The New Colossus

Primary Creator
Author Emma Lazarus
Pages1 page
Name of WorkThe New Colossus
Production Date1883
Production Location

Current Location

General Notes

The title and opening lines make reference to the ancient Colossus at Rhodes, a "conquering" figure rather than a welcoming one. The "twin cities" refer to New York and Brooklyn, which were note yet legally joined as one city. The "air-bridged harbor" refers to the Brooklyn Bridge, which was completed the same year as the poem. The "imprisoned lightning" refers to the electric light of the torch, a new technology at the time. The sonnet's rhyme scheme follows the "Petrarchan" pattern.


This sonnet, written about the Statue of Liberty, is engraved on a bronze plaque inside that statue. The poem celebrates America's welcoming promise to people who are oppressed in other lands.


A marvelous land of liberty offers welcome to the oppressed of the world.

Emotional Sum or Sense-of-life

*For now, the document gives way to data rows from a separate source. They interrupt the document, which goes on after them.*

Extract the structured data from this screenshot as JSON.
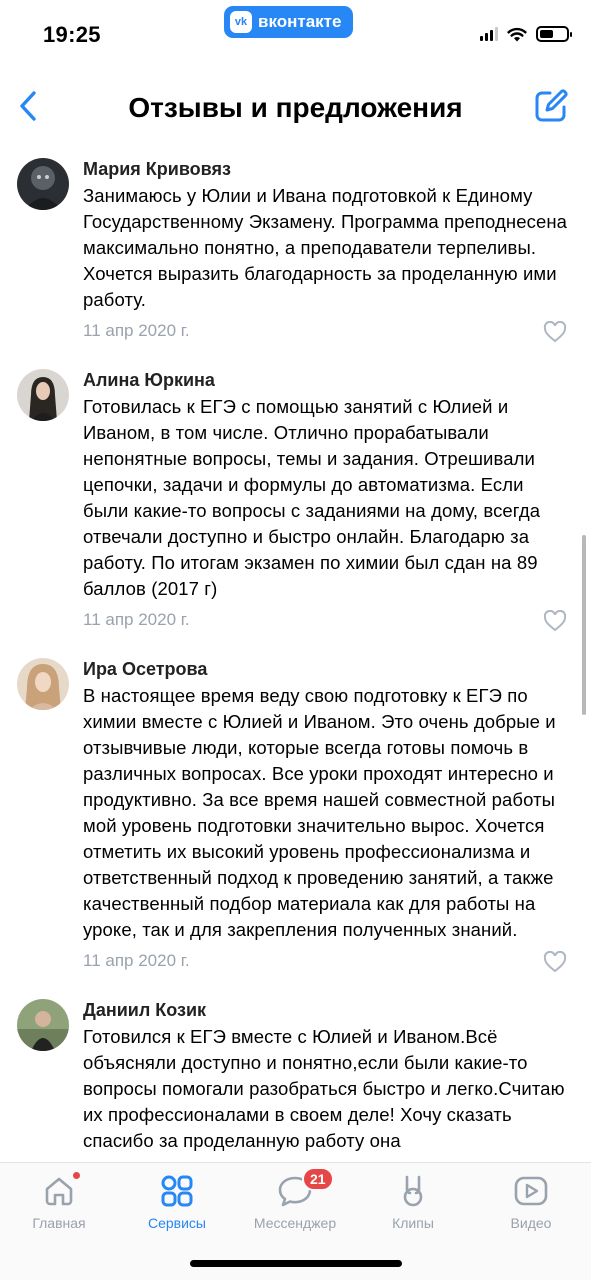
{
  "status_bar": {
    "time": "19:25",
    "app_pill": "вконтакте",
    "vk_logo": "vk"
  },
  "header": {
    "title": "Отзывы и предложения",
    "back_icon": "chevron-left-icon",
    "compose_icon": "compose-icon"
  },
  "reviews": [
    {
      "author": "Мария Кривовяз",
      "text": "Занимаюсь у Юлии и Ивана подготовкой к Единому Государственному Экзамену. Программа преподнесена максимально понятно, а преподаватели терпеливы. Хочется выразить благодарность за проделанную ими работу.",
      "date": "11 апр 2020 г."
    },
    {
      "author": "Алина Юркина",
      "text": "Готовилась к ЕГЭ с помощью занятий с Юлией и Иваном, в том числе. Отлично прорабатывали непонятные вопросы, темы и задания. Отрешивали цепочки, задачи и формулы до автоматизма. Если были какие-то вопросы с заданиями на дому, всегда отвечали доступно и быстро онлайн. Благодарю за работу. По итогам экзамен по химии был сдан на 89 баллов (2017 г)",
      "date": "11 апр 2020 г."
    },
    {
      "author": "Ира Осетрова",
      "text": "В настоящее время веду свою подготовку к ЕГЭ по химии вместе с Юлией и Иваном. Это очень добрые и отзывчивые люди, которые всегда готовы помочь в различных вопросах. Все уроки проходят интересно и продуктивно. За все время нашей совместной работы мой уровень подготовки значительно вырос. Хочется отметить их высокий уровень профессионализма и ответственный подход к проведению занятий, а также качественный подбор материала как для работы на уроке, так и для закрепления полученных знаний.",
      "date": "11 апр 2020 г."
    },
    {
      "author": "Даниил Козик",
      "text": "Готовился к ЕГЭ вместе с Юлией и Иваном.Всё объясняли доступно и понятно,если были какие-то вопросы помогали разобраться быстро и легко.Считаю их профессионалами в своем деле! Хочу сказать спасибо за проделанную работу она",
      "date": ""
    }
  ],
  "tabbar": {
    "tabs": [
      {
        "label": "Главная",
        "icon": "home-icon",
        "active": false
      },
      {
        "label": "Сервисы",
        "icon": "services-icon",
        "active": true
      },
      {
        "label": "Мессенджер",
        "icon": "chat-icon",
        "active": false,
        "badge": "21"
      },
      {
        "label": "Клипы",
        "icon": "clips-icon",
        "active": false
      },
      {
        "label": "Видео",
        "icon": "video-icon",
        "active": false
      }
    ]
  },
  "colors": {
    "accent": "#2787f5",
    "secondary_text": "#99a2ad",
    "badge": "#e64646"
  }
}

Benevolent celebration of liberty as a beacon to a troubled world.

Context Information

A poem about the Statue of Liberty (Liberty Enlightening the World, by Frédéric Bartholdi), which is featured inside the statue on a bronze plaque.

Related Media


Discussion: The New Colossus


One of the things I like about this entry is that you describe the underlying meaning of certain phrases that otherwise might not be specifically understood. That adds to the esthetic value of the work, which is odd in a way, since I normally maintain that an artwork should be able to stand on its own without mediation by analysts, critics, commentators.

And actually that still holds here, since the work itself, even if one did not understand that a certain phrase referred to the Brooklyn Bridge, stands on its own as a lyrical poetical work. If it did not, we would be in the territory of "the Painted Word" which was well-attacked by Tom Wolfe many years ago. So, what I'm saying is that your simple additional info enhances the poem for me upon another reading -- which is a perfectly valid added value, as long as the work still can stand on its own as an emotional product.